Background and objectives: Patients with opioid use disorders and mood and anxiety symptoms have a variable prognosis. Few randomized controlled trials (RCTs) have evaluated treatment of depression or anxiety in patients receiving opioid agonist therapies (OAT). This review evaluates studies of pharmacotherapy/psychotherapy for treating symptoms of depression or anxiety in patients receiving OAT.
Methods: Public databases were searched for clinical trials of pharmacotherapy or psychotherapy for managing depression or anxiety symptoms in adults receiving OAT. Subsequently, we conducted a random effects meta-analysis model of RCTs by antidepressants subclasses.
Results: In our literature search, we identified 22 RCTs, eight of which were eligible for meta-analysis. Seven studies evaluated antidepressants in patients already maintained on OAT; two studies reported significant results for antidepressant effects versus placebo. Similarly, two of the seven studies that initiated antidepressants with OAT had advantages over placebo. Meta-analysis of grouped data revealed that tricyclic antidepressants (TCAs) (n = 235) significantly improved mean depression scores (SMD = -2.35, 95%CI: [-4.35, -0.34], z = -2.29, p = .022) while Selective Serotonin Reuptake Inhibitors (SSRIs) (n = 311) were not significantly different than placebo (SMD = 0.47, 95%CI: [-0.35, 1.30], z = 1.12, p = .263). Four out of five studies that implemented psychotherapeutic approaches reported a greater reduction of depressive symptoms than the comparison group.
Conclusions and scientific significance: To date, psychotherapy has the most documented evidence for efficacy.
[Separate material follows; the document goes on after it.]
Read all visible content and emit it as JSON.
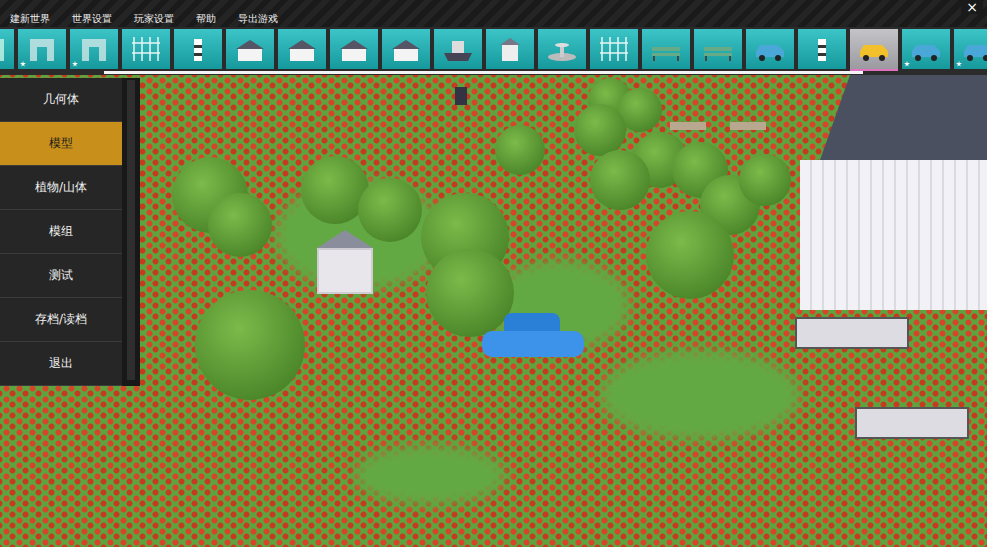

TCAs appears effective but with more adverse effects than SSRIs. Further studies of OAT and adjunct antidepressant treatments for dual diagnosis patients are warranted. (Am J Addict 2017;26:551-563).
© 2017 American Academy of Addiction Psychiatry.